(Beginning of Supplied records)

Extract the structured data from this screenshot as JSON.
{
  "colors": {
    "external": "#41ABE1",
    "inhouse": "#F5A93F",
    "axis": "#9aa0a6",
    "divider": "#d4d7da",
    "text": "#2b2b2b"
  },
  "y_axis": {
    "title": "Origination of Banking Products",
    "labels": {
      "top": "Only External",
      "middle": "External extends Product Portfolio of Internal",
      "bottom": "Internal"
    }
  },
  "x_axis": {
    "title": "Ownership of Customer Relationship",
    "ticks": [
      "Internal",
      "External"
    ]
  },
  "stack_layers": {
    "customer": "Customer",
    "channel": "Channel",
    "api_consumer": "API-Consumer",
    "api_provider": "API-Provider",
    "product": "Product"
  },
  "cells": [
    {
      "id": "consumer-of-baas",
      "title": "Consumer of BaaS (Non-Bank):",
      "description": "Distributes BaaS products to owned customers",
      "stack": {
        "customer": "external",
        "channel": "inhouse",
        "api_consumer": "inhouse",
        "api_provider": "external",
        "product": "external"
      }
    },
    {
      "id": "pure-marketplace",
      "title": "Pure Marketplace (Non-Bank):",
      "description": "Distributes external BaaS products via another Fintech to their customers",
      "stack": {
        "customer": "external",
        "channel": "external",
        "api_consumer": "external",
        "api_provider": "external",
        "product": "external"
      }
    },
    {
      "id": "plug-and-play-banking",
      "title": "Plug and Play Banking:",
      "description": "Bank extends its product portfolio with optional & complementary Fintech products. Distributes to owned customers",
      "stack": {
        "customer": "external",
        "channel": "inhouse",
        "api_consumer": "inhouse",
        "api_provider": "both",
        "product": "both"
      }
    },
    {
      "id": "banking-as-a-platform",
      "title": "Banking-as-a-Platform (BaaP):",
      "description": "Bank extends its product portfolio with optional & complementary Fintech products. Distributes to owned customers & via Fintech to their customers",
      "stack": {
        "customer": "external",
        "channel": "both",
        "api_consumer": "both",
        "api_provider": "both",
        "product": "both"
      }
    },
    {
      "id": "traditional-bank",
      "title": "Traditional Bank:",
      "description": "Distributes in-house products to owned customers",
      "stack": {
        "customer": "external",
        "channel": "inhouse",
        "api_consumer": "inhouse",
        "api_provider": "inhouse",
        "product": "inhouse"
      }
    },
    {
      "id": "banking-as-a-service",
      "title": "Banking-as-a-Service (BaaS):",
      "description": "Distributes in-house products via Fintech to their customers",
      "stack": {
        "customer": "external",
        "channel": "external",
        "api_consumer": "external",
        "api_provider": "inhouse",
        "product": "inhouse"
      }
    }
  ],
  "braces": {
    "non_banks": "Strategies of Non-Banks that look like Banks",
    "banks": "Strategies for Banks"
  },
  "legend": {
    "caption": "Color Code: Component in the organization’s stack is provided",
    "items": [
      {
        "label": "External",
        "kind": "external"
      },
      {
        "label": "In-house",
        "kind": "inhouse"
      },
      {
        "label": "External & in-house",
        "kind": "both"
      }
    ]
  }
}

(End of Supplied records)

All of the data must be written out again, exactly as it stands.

Extract the structured data from this screenshot as JSON.
{
  "colors": {
    "external": "#41ABE1",
    "inhouse": "#F5A93F",
    "axis": "#9aa0a6",
    "divider": "#d4d7da",
    "text": "#2b2b2b"
  },
  "y_axis": {
    "title": "Origination of Banking Products",
    "labels": {
      "top": "Only External",
      "middle": "External extends Product Portfolio of Internal",
      "bottom": "Internal"
    }
  },
  "x_axis": {
    "title": "Ownership of Customer Relationship",
    "ticks": [
      "Internal",
      "External"
    ]
  },
  "stack_layers": {
    "customer": "Customer",
    "channel": "Channel",
    "api_consumer": "API-Consumer",
    "api_provider": "API-Provider",
    "product": "Product"
  },
  "cells": [
    {
      "id": "consumer-of-baas",
      "title": "Consumer of BaaS (Non-Bank):",
      "description": "Distributes BaaS products to owned customers",
      "stack": {
        "customer": "external",
        "channel": "inhouse",
        "api_consumer": "inhouse",
        "api_provider": "external",
        "product": "external"
      }
    },
    {
      "id": "pure-marketplace",
      "title": "Pure Marketplace (Non-Bank):",
      "description": "Distributes external BaaS products via another Fintech to their customers",
      "stack": {
        "customer": "external",
        "channel": "external",
        "api_consumer": "external",
        "api_provider": "external",
        "product": "external"
      }
    },
    {
      "id": "plug-and-play-banking",
      "title": "Plug and Play Banking:",
      "description": "Bank extends its product portfolio with optional & complementary Fintech products. Distributes to owned customers",
      "stack": {
        "customer": "external",
        "channel": "inhouse",
        "api_consumer": "inhouse",
        "api_provider": "both",
        "product": "both"
      }
    },
    {
      "id": "banking-as-a-platform",
      "title": "Banking-as-a-Platform (BaaP):",
      "description": "Bank extends its product portfolio with optional & complementary Fintech products. Distributes to owned customers & via Fintech to their customers",
      "stack": {
        "customer": "external",
        "channel": "both",
        "api_consumer": "both",
        "api_provider": "both",
        "product": "both"
      }
    },
    {
      "id": "traditional-bank",
      "title": "Traditional Bank:",
      "description": "Distributes in-house products to owned customers",
      "stack": {
        "customer": "external",
        "channel": "inhouse",
        "api_consumer": "inhouse",
        "api_provider": "inhouse",
        "product": "inhouse"
      }
    },
    {
      "id": "banking-as-a-service",
      "title": "Banking-as-a-Service (BaaS):",
      "description": "Distributes in-house products via Fintech to their customers",
      "stack": {
        "customer": "external",
        "channel": "external",
        "api_consumer": "external",
        "api_provider": "inhouse",
        "product": "inhouse"
      }
    }
  ],
  "braces": {
    "non_banks": "Strategies of Non-Banks that look like Banks",
    "banks": "Strategies for Banks"
  },
  "legend": {
    "caption": "Color Code: Component in the organization’s stack is provided",
    "items": [
      {
        "label": "External",
        "kind": "external"
      },
      {
        "label": "In-house",
        "kind": "inhouse"
      },
      {
        "label": "External & in-house",
        "kind": "both"
      }
    ]
  }
}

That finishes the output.